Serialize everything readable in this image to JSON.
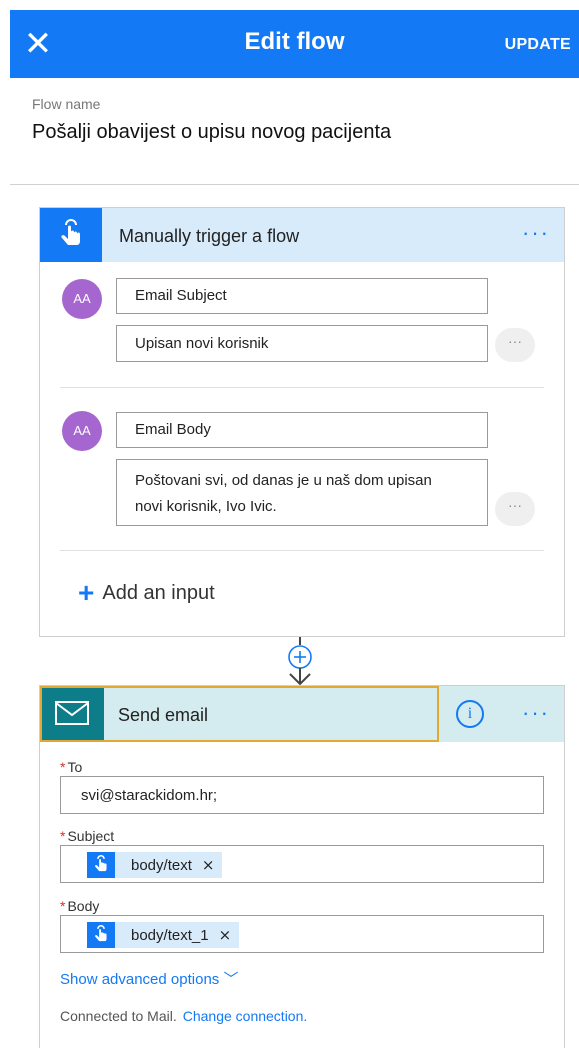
{
  "header": {
    "close_glyph": "✕",
    "title": "Edit flow",
    "update_label": "UPDATE"
  },
  "flow": {
    "name_label": "Flow name",
    "name_value": "Pošalji obavijest o upisu novog pacijenta"
  },
  "trigger": {
    "title": "Manually trigger a flow",
    "more_glyph": "···",
    "inputs": [
      {
        "avatar_text": "AA",
        "name": "Email Subject",
        "value": "Upisan novi korisnik",
        "more_glyph": "···"
      },
      {
        "avatar_text": "AA",
        "name": "Email Body",
        "value_line1": "Poštovani svi, od danas je u naš dom upisan",
        "value_line2": "novi korisnik, Ivo Ivic.",
        "more_glyph": "···"
      }
    ],
    "add_input_plus": "+",
    "add_input_label": "Add an input"
  },
  "connector": {
    "icon": "add-step-icon"
  },
  "action": {
    "title": "Send email",
    "info_glyph": "i",
    "more_glyph": "···",
    "required_marker": "*",
    "to_label": "To",
    "to_value": "svi@starackidom.hr;",
    "subject_label": "Subject",
    "subject_token": "body/text",
    "body_label": "Body",
    "body_token": "body/text_1",
    "token_remove_glyph": "×",
    "advanced_label": "Show advanced options",
    "advanced_chevron": "﹀",
    "connected_text": "Connected to Mail.",
    "change_connection_label": "Change connection."
  },
  "colors": {
    "brand_blue": "#1479f5",
    "mail_teal": "#0e7d8a",
    "avatar_purple": "#a566cf",
    "selection_orange": "#e3a832",
    "required_red": "#d0312d"
  },
  "icons": [
    "close-icon",
    "touch-trigger-icon",
    "mail-icon",
    "info-icon",
    "more-dots-icon",
    "add-step-icon",
    "chevron-down-icon",
    "remove-token-icon"
  ]
}
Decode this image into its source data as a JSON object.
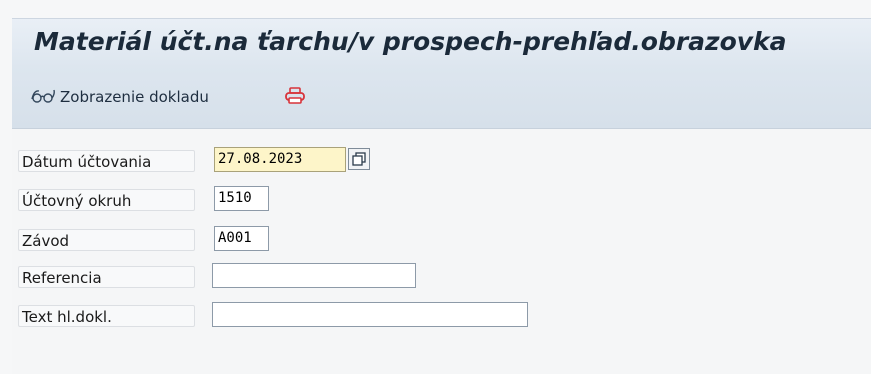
{
  "window": {
    "title": "Materiál účt.na ťarchu/v prospech-prehľad.obrazovka"
  },
  "toolbar": {
    "display_document_label": "Zobrazenie dokladu",
    "display_document_icon": "glasses-icon",
    "print_icon": "printer-icon"
  },
  "form": {
    "posting_date": {
      "label": "Dátum účtovania",
      "value": "27.08.2023"
    },
    "company_code": {
      "label": "Účtovný okruh",
      "value": "1510"
    },
    "plant": {
      "label": "Závod",
      "value": "A001"
    },
    "reference": {
      "label": "Referencia",
      "value": ""
    },
    "header_text": {
      "label": "Text hl.dokl.",
      "value": ""
    }
  },
  "colors": {
    "title_text": "#1b2a3a",
    "required_field": "#fdf5c9",
    "printer_icon": "#d8333a"
  }
}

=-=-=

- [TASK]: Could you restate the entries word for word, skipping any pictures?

- [ANSWER TO THIS PROBLEM]:
Serialize everything readable in this image to JSON.
{
  "header": {
    "close_glyph": "✕",
    "title": "Edit flow",
    "update_label": "UPDATE"
  },
  "flow": {
    "name_label": "Flow name",
    "name_value": "Pošalji obavijest o upisu novog pacijenta"
  },
  "trigger": {
    "title": "Manually trigger a flow",
    "more_glyph": "···",
    "inputs": [
      {
        "avatar_text": "AA",
        "name": "Email Subject",
        "value": "Upisan novi korisnik",
        "more_glyph": "···"
      },
      {
        "avatar_text": "AA",
        "name": "Email Body",
        "value_line1": "Poštovani svi, od danas je u naš dom upisan",
        "value_line2": "novi korisnik, Ivo Ivic.",
        "more_glyph": "···"
      }
    ],
    "add_input_plus": "+",
    "add_input_label": "Add an input"
  },
  "connector": {
    "icon": "add-step-icon"
  },
  "action": {
    "title": "Send email",
    "info_glyph": "i",
    "more_glyph": "···",
    "required_marker": "*",
    "to_label": "To",
    "to_value": "svi@starackidom.hr;",
    "subject_label": "Subject",
    "subject_token": "body/text",
    "body_label": "Body",
    "body_token": "body/text_1",
    "token_remove_glyph": "×",
    "advanced_label": "Show advanced options",
    "advanced_chevron": "﹀",
    "connected_text": "Connected to Mail.",
    "change_connection_label": "Change connection."
  },
  "colors": {
    "brand_blue": "#1479f5",
    "mail_teal": "#0e7d8a",
    "avatar_purple": "#a566cf",
    "selection_orange": "#e3a832",
    "required_red": "#d0312d"
  },
  "icons": [
    "close-icon",
    "touch-trigger-icon",
    "mail-icon",
    "info-icon",
    "more-dots-icon",
    "add-step-icon",
    "chevron-down-icon",
    "remove-token-icon"
  ]
}
Decode this image into its source data as a JSON object.
{
  "window": {
    "title": "Materiál účt.na ťarchu/v prospech-prehľad.obrazovka"
  },
  "toolbar": {
    "display_document_label": "Zobrazenie dokladu",
    "display_document_icon": "glasses-icon",
    "print_icon": "printer-icon"
  },
  "form": {
    "posting_date": {
      "label": "Dátum účtovania",
      "value": "27.08.2023"
    },
    "company_code": {
      "label": "Účtovný okruh",
      "value": "1510"
    },
    "plant": {
      "label": "Závod",
      "value": "A001"
    },
    "reference": {
      "label": "Referencia",
      "value": ""
    },
    "header_text": {
      "label": "Text hl.dokl.",
      "value": ""
    }
  },
  "colors": {
    "title_text": "#1b2a3a",
    "required_field": "#fdf5c9",
    "printer_icon": "#d8333a"
  }
}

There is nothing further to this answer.